Schaumann is fully aware that in taking the top job at California Western, he’s accepting a challenge several magnitudes greater than he’s ever faced before, especially given the state of the economy, and the increasing scrutiny on legal education by government and media.
Dean Schaumann with Carla
But if Schaumann feels any pressure, he doesn't show it. Quite the contrary: in just his first few weeks on the job, the new Dean not only identified some of the problems, he's already working on solutions. He's formulating strategies to expand the applicant pool nationally, contain costs while boosting efficiencies, stop the rise in tuition, increase philanthropy, and significantly raise the recognition he believes California Western deserves to have in the San Diego community.
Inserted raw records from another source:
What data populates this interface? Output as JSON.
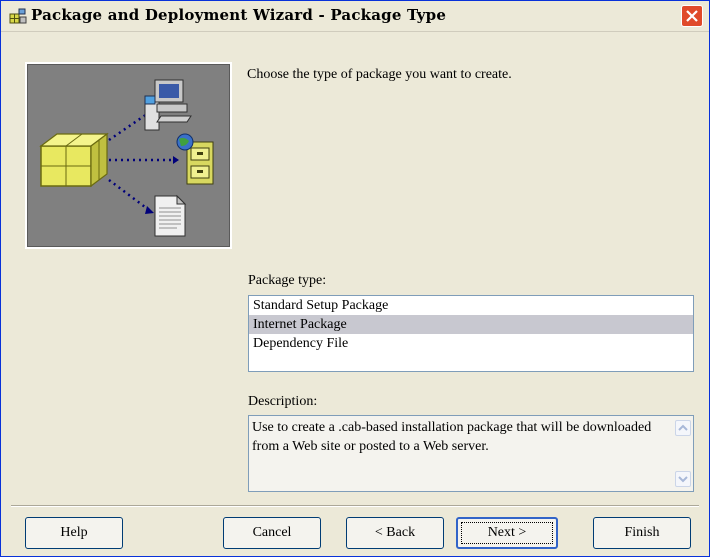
{
  "window": {
    "title": "Package and Deployment Wizard - Package Type"
  },
  "instruction": "Choose the type of package you want to create.",
  "package_type": {
    "label": "Package type:",
    "items": [
      "Standard Setup Package",
      "Internet Package",
      "Dependency File"
    ],
    "selected": "Internet Package"
  },
  "description": {
    "label": "Description:",
    "text": "Use to create a .cab-based installation package that will be downloaded from a Web site or posted to a Web server."
  },
  "buttons": {
    "help": "Help",
    "cancel": "Cancel",
    "back": "< Back",
    "next": "Next >",
    "finish": "Finish"
  },
  "colors": {
    "selection": "#c8c8d0",
    "close_button": "#e04a2a",
    "art_background": "#808080"
  }
}
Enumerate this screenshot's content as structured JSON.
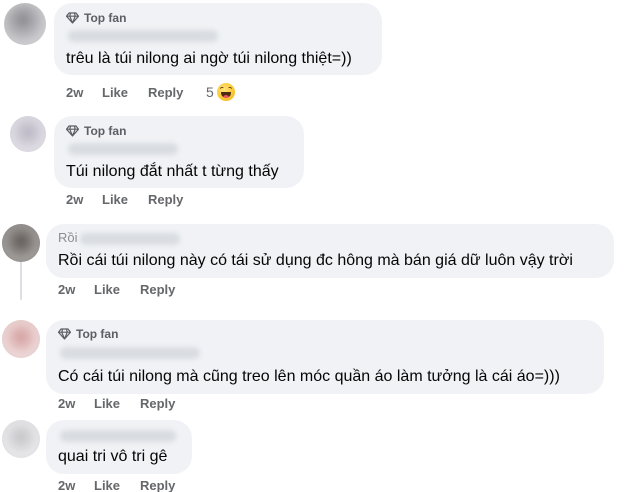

But by far the core issue in Schaumann's mind is that legal education needs to change dramatically, from an overly theoretical model he believes "essentially hasn’t changed much since the 19th Century" to one providing a practical, experiential education that properly trains lawyers to be productive from their first day on the job, something other fields like medicine and engineering do as a matter of course.
"I think it's crucial for California Western to identify the specific needs of those who hire our graduates and reverse engineer our curriculum to make sure we’re providing the training that will lead to those outcomes. That will eliminate much of the need for the on-the-job training that law schools have traditionally left to unhappy employers, who themselves are under increasing pressure from clients who don’t like paying for it."
Among the reasons Schaumann wanted to come to California Western was that he saw a school already ahead of the game in many areas of practical education, including strong internship and mentorship programs. He also felt like he could work well with the people in place at the school.
"I knew they were impressive, but now that I've been here awhile I can tell you that across the board, from faculty to staff to students, the caliber and dedication of the people here at California Western has exceeded my already high expectations," Schaumann says. "This is critical, because our ability to move forward will depend heavily on how well I harness the collective wisdom of this great team."
Schaumann is looking forward to leading that team into battle.
"With legal education on the cusp of serious change, we'll need the talent, experience, and commitment of everyone at California Western to re-shape our future. We'll make sure the school isn't just part of the coming change, but a driving force in what really is a transformation of how lawyers are trained. If we accomplish what I know we're capable of, I believe some day very soon California Western will be recognized as one of the true leaders in 21st Century legal education."